Beware Of This New Year Travel Trick!
Going on holiday in 2009? Read on, or you may not be able to fly.
It's not a good time to be thinking about overseas travel at the moment. With the pound hitting fresh lows against the euro this week and the credit crunch taking a toll on all our finances, being wined and dined in Paris or splashing that cash in the Big Apple will undoubtedly cost more in '09 than it did in '08.
And, as Britain's economy continues to weaken, my guess is it will be a long time before we see the currency highs of this summer again.
Darling's pre-budget report has already put a sting in the tail for long haul travellers next year, and from 1st November 2009, the current two bands for air passenger duty will instead be split into four new distant-dependent bands.
So, from November, economy passengers travelling over 6,000 miles will pay £55 in air passenger duty instead of the current £40, rising to £85 in 2010. To see how this could affect you, HMRC has listed the bands countries fall into in this document.
But alongside this currency turmoil and air passenger rises, two other changes happening in the new year could affect your travels, some of which you need to know, or you won't be able to fly.
New year, new rules
The first applies if you're travelling to America next year and are eligible to travel under the US Visa Waiver Programme. From 12th January, you will have to apply online for permission to enter the United States.
The Visa Waiver Program consists of 34 countries including the UK, and enables qualifying citizens with a machine readable passport to visit the US for up to 90 days without applying for a visa.
But the US is doing away with those fiddly green forms you fill in while hunched over on the plane, replacing them with ESTA (Electronic System for Travel Authorization), a compulsory online travel permit.
From mid-January, all visa waiver travellers must pre-register online at least 72 hours prior to travel to obtain an authorisation. Once obtained, visa waivers are valid for two years, or until your passport expires. Fail to do this, and you will not be allowed into the country. Period.
A word of warning
The official ESTA website is https://esta.cbp.dhs.gov, and all visa waiver applicants should submit their information through this site alone.
However the American Embassy is warning travellers about rogue websites which have popped up alongside the official one, which offer assistance with ESTA for a fee.
Authentic looking sites such as www.esta.us, www.esta.co.uk and www.travelauthorization.org charge unsuspecting visitors to the states as much as $249.95 (£165) for their application.

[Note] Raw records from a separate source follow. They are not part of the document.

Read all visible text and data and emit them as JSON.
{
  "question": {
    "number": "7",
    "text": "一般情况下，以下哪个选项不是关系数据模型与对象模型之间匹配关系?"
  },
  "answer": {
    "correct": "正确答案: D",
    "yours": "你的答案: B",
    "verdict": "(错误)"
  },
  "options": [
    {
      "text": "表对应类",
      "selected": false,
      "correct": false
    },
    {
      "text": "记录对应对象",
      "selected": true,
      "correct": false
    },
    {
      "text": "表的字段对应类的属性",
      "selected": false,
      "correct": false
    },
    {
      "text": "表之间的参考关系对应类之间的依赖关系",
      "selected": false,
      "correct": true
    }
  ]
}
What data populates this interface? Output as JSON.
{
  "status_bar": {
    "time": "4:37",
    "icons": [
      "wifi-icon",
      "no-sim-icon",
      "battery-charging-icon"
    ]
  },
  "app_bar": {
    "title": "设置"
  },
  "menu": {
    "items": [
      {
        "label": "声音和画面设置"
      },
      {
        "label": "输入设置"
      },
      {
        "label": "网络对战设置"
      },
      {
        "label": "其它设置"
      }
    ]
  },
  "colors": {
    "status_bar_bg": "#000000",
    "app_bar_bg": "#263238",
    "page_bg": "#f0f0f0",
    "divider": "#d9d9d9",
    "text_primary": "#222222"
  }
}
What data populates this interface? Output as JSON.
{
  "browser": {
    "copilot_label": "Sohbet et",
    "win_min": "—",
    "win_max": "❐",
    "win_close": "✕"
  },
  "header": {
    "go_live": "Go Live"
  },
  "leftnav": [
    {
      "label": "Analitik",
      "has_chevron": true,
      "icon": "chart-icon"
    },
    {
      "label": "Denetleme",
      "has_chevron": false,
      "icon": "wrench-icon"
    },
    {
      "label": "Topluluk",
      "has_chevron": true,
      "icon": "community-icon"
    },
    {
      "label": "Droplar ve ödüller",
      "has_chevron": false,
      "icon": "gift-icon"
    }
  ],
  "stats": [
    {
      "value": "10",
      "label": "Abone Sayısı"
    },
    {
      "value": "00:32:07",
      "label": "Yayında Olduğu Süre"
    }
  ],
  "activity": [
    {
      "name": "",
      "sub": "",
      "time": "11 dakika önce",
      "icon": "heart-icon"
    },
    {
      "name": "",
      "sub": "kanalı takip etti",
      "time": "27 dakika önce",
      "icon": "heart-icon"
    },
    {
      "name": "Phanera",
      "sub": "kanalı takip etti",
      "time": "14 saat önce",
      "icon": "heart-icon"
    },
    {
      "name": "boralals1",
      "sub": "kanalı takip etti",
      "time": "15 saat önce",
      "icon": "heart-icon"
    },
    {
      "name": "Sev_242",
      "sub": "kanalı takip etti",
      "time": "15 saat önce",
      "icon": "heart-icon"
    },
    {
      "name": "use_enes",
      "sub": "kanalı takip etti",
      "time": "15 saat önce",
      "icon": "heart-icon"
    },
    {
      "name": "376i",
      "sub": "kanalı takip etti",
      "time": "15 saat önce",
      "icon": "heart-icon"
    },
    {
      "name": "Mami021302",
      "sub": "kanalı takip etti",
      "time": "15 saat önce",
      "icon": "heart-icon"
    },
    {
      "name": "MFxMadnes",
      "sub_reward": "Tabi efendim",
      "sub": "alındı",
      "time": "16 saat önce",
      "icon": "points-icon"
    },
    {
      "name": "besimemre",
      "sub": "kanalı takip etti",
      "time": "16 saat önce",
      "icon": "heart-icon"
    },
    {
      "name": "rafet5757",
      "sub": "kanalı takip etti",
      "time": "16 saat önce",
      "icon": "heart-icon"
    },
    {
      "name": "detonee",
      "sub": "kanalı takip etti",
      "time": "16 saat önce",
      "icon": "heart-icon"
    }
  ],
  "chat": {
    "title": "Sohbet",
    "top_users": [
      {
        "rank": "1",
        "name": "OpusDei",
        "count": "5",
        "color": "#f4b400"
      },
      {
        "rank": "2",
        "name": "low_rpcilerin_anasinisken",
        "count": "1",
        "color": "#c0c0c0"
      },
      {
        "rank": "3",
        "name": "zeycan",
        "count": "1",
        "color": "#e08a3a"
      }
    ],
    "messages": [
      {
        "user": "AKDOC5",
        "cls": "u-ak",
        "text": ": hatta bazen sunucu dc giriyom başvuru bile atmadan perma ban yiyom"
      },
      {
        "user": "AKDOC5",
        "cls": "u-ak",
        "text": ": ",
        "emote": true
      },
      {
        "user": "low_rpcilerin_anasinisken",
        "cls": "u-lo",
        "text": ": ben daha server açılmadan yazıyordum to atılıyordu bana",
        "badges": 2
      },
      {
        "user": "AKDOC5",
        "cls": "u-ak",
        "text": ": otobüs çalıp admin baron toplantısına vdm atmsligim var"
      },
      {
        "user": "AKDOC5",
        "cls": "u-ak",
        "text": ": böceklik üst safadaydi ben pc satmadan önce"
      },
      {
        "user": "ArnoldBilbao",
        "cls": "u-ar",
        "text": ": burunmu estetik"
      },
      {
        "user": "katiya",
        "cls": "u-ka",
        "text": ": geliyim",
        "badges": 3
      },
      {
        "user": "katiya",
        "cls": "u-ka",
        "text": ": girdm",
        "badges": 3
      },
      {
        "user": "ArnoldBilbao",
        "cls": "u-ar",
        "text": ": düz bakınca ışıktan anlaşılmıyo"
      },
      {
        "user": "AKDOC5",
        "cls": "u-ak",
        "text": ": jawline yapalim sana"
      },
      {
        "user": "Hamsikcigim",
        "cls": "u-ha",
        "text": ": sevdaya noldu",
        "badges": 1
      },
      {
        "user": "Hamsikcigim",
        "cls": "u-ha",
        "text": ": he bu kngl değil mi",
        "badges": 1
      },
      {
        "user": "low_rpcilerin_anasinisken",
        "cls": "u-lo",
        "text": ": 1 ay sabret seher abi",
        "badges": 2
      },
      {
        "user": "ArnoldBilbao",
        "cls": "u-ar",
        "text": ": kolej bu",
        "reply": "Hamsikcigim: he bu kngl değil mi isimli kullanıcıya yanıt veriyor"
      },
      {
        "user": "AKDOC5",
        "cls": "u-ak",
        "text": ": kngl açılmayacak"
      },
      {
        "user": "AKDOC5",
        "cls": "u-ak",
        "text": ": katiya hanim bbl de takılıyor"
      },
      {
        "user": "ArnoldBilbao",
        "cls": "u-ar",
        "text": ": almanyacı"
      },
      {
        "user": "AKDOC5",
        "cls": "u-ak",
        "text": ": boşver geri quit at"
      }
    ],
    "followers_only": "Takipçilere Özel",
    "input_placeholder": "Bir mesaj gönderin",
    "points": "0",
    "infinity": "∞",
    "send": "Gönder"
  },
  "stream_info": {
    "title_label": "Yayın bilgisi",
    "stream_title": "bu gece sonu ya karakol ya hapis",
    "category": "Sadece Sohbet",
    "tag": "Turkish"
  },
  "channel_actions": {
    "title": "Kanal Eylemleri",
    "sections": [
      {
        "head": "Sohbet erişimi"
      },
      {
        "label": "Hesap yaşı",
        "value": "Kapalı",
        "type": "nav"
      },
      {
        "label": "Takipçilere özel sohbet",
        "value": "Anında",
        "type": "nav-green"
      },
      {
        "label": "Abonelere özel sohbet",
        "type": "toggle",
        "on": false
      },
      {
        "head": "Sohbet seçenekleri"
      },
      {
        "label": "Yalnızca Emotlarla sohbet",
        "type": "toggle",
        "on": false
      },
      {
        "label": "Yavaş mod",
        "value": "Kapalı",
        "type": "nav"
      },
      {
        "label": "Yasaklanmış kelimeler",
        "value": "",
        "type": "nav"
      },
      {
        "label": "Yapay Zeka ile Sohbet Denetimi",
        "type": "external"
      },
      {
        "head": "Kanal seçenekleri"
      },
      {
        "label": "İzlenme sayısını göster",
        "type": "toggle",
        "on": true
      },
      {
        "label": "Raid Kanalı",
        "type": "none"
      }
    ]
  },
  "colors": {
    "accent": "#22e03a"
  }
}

These sites have no affiliation with the US government and should be avoided at all costs. Unlike visas, where you may attend an interview and pay a statutory fee, visa waivers are completely free, and you shouldn't have to fork out any money to obtain one.
Secondly - and on a much lighter note, it's good to know that travellers arriving in Britain can now benefit from a more generous and flexible duty free allowance - the first time the rates have changed in 15 years.
From 1st December, the allowance on gifts and souvenirs bought outside the EU more than doubled from £145 to £300, and from the beginning of January will go up to £340.
Other new allowances are as follows:
- 200 cigarettes, or 100 cigarillos, or 50 cigars, or 250g of tobacco.
- Four litres of still table wine
- One litre of spirits or strong liqueurs over 22% volume, or two litres of fortified wine, sparkling wine or other liqueurs
- 16 litres of beer
In addition, you can now 'mix and match' items in both the alcohol and tobacco categories, provided you do not exceed your total allowance.
So, instead of the previous rigid allowances of 200 cigarettes or 50 cigars, you could now bring in 100 cigarettes and 25 cigars instead (50% of your cigarette allowance and 50% of your cigar allowance).
And, for the first time restrictions on the amount of perfume and after-shave have also been scrapped - though the value of any fragrances must be within the `other gifts' limit outlined above.
There is, however, a strange twist to these new allowances. The only travellers denied these higher limits are those who arrive into the UK by private jet, yacht or other private pleasure boat. The total shopping allowance for someone in this category is currently £210, but will rise to £240 on January 1.
I'm sure those millionaires won't be spending the precious £30 rise all at once.